Diabetes myths sure have been in the news lately. A heated debate, which took place primarily via social media, peaked last week and is still being discussed among our diabetes community and beyond. And for good reason. It’s clear that we have a lot of educating yet to do about diabetes.
Diabetes, in its many forms, is a complex disease. It is a topic that doesn’t fit easily into 140 characters, try as we might sometimes.
There are many myths that make it difficult for people to understand the hard facts about diabetes—such as, it is a serious and potentially deadly disease affecting nearly 30 million Americans. Jokes or shaming to supposedly spread awareness, or perpetuating ignorant stereotypes, compound the hurt.
Diabetes threatens those we love. It is lived—and battled—every day by real people and families. It is treated by knowledgeable and caring doctors, nurses, diabetes educators and other health care professionals. Scientific researchers dedicate their careers to improving diabetes treatments and finding a cure.
We join the diverse diabetes community in setting the record straight. Let’s start with some fundamental fact-checking.
Type 1 diabetes is an unpreventable, life-threatening autoimmune disease for which there currently is no cure. In type 1 diabetes, the body does not produce insulin. It was formerly called juvenile diabetes or insulin-dependent diabetes. Type 1 is caused by genetics and unknown environmental factors that trigger its onset. Just to survive, people with type 1 must take multiple injections of insulin daily or continually infuse insulin with a pump. Multiple blood glucose checks and healthful eating and regular physical activity are also part of everyday treatment.
Type 2 diabetes is the most common form of diabetes, accounting for about 95 percent of cases. In type 2 diabetes, the body does not use insulin properly, called insulin resistance, and may not make enough insulin. Type 2 is influenced by genetics, family history, age and inactivity. Being overweight is a major risk factor for developing type 2, but it’s important to remember that most overweight people never develop type 2, and many people with it are at a normal weight or only moderately overweight. Type 2 is treated with healthy eating, physical activity, oral medications and sometimes insulin or other injectables. There is no cure for type 2 either, though it can often be prevented or delayed through lifestyle changes, such as increased exercise and healthful eating.
Diabetes is NOT directly caused by eating too much sugar. Research has shown that drinking sugary drinks is linked to type 2 diabetes, but this is far from a cause-and-effect, and it is not the only factor. A diet high in excess calories from any source contributes to weight gain, which is a risk factor for type 2 diabetes. Sugar-sweetened beverages are a major source of those extra, empty calories. The American Diabetes Association specifically recommends that people avoid drinking sugar-sweetened beverages to help prevent type 2 diabetes. These beverages include regular soda, sweet tea and fruit drinks.
By the way, it’s also a common myth that people with diabetes cannot eat sweets. If they choose to, people with diabetes can eat sweets in moderation as part of a healthy meal plan or combined with exercise—just as people without diabetes can.
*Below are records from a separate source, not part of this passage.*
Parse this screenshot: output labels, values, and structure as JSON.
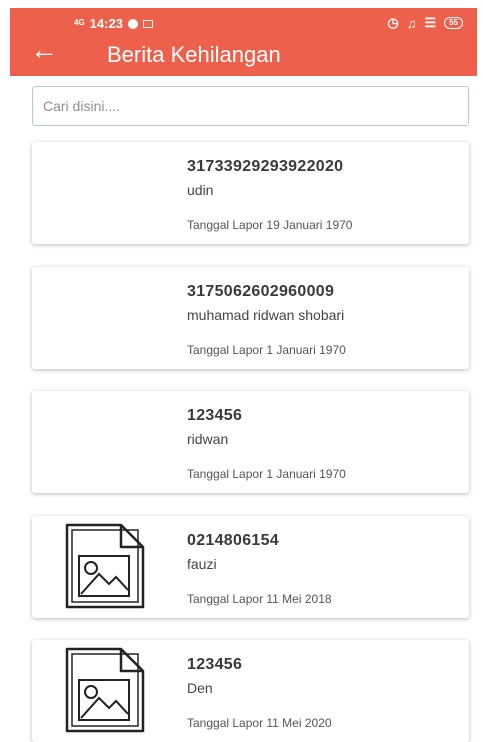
{
  "status": {
    "network": "4G",
    "time": "14:23",
    "battery": "55"
  },
  "appbar": {
    "back_icon": "arrow-left-icon",
    "title": "Berita Kehilangan",
    "color": "#ec604c"
  },
  "search": {
    "placeholder": "Cari disini...."
  },
  "items": [
    {
      "id": "31733929293922020",
      "name": "udin",
      "date": "Tanggal Lapor 19 Januari 1970",
      "has_image_icon": false
    },
    {
      "id": "3175062602960009",
      "name": "muhamad ridwan shobari",
      "date": "Tanggal Lapor 1 Januari 1970",
      "has_image_icon": false
    },
    {
      "id": "123456",
      "name": "ridwan",
      "date": "Tanggal Lapor 1 Januari 1970",
      "has_image_icon": false
    },
    {
      "id": "0214806154",
      "name": "fauzi",
      "date": "Tanggal Lapor 11 Mei 2018",
      "has_image_icon": true
    },
    {
      "id": "123456",
      "name": "Den",
      "date": "Tanggal Lapor 11 Mei 2020",
      "has_image_icon": true
    }
  ]
}
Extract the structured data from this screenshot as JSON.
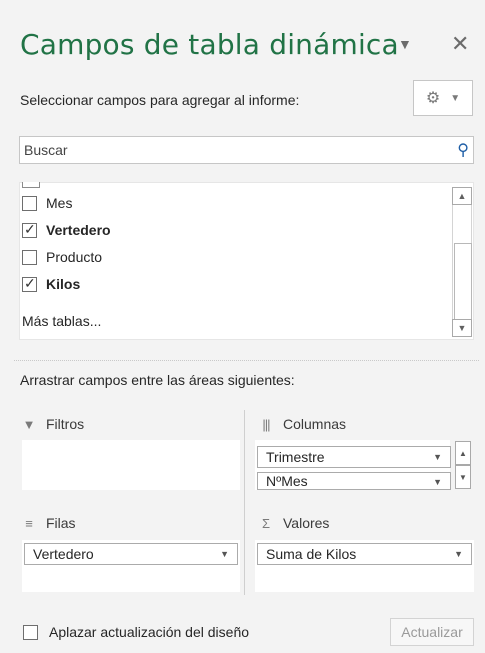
{
  "header": {
    "title": "Campos de tabla dinámica",
    "menu_icon": "chevron-down-icon",
    "close_icon": "close-icon"
  },
  "subtitle": "Seleccionar campos para agregar al informe:",
  "tools_button": {
    "icon": "gear-icon",
    "dropdown_icon": "chevron-down-icon"
  },
  "search": {
    "placeholder": "Buscar",
    "value": "",
    "icon": "search-icon"
  },
  "fields": [
    {
      "label": "Mes",
      "checked": false
    },
    {
      "label": "Vertedero",
      "checked": true
    },
    {
      "label": "Producto",
      "checked": false
    },
    {
      "label": "Kilos",
      "checked": true
    }
  ],
  "more_tables": "Más tablas...",
  "drag_label": "Arrastrar campos entre las áreas siguientes:",
  "areas": {
    "filters": {
      "label": "Filtros",
      "icon": "filter-icon",
      "items": []
    },
    "columns": {
      "label": "Columnas",
      "icon": "columns-icon",
      "items": [
        "Trimestre",
        "NºMes"
      ]
    },
    "rows": {
      "label": "Filas",
      "icon": "rows-icon",
      "items": [
        "Vertedero"
      ]
    },
    "values": {
      "label": "Valores",
      "icon": "sigma-icon",
      "items": [
        "Suma de Kilos"
      ]
    }
  },
  "footer": {
    "defer_label": "Aplazar actualización del diseño",
    "defer_checked": false,
    "update_label": "Actualizar"
  },
  "colors": {
    "title": "#217346",
    "panel_bg": "#f3f3f3",
    "search_icon": "#1e5ea6"
  }
}
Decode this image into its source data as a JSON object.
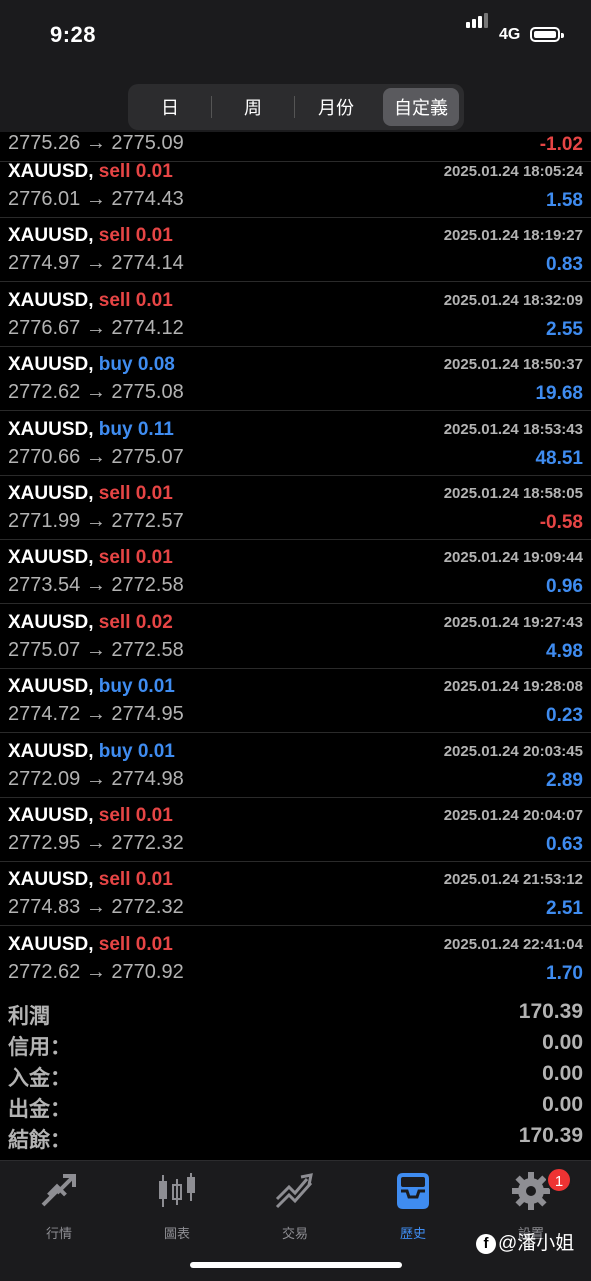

And there are even times when sugar is a must: If your blood glucose level drops too low, food and drink containing rapidly absorbed carbohydrate is essential for treating dangerous hypoglycemia.
We need a constructive national dialogue about the rise of diabetes and its impact on our country. We face devastating diseases that affect millions of people young and old and of all races, shapes and sizes. Diabetes dictates how they organize their day, what they eat at every meal, how they choose to be physically active and even how they spend their money. Together diabetes and prediabetes cost our country $322 billion a year. This impact can also be measured in blindness, amputation, kidney failure, stroke, heart attack and other complications. We believe that resources spent discussing diabetes would be better on raising awareness about all types of diabetes and funding and conducting research to help us uncover new answers and to ultimately find a cure.
In the face of the hard facts and statistics, diabetes is best fought with knowledge and compassion. There is no “good” type of diabetes. There is no “bad” person with diabetes. The diabetes community we know and love sticks together, stands up for each other, and comes together to educate and advocate through highs and lows.
Those who live with diabetes, and their caregivers, are our heroes and our inspiration. They are the reason we work every day to stop diabetes through awareness, education, research and advocacy.
We will continue this fight, united, until there is a cure.
Derek Rapp, President and CEO, JDRF
Kevin L. Hagan, CEO, American Diabetes Association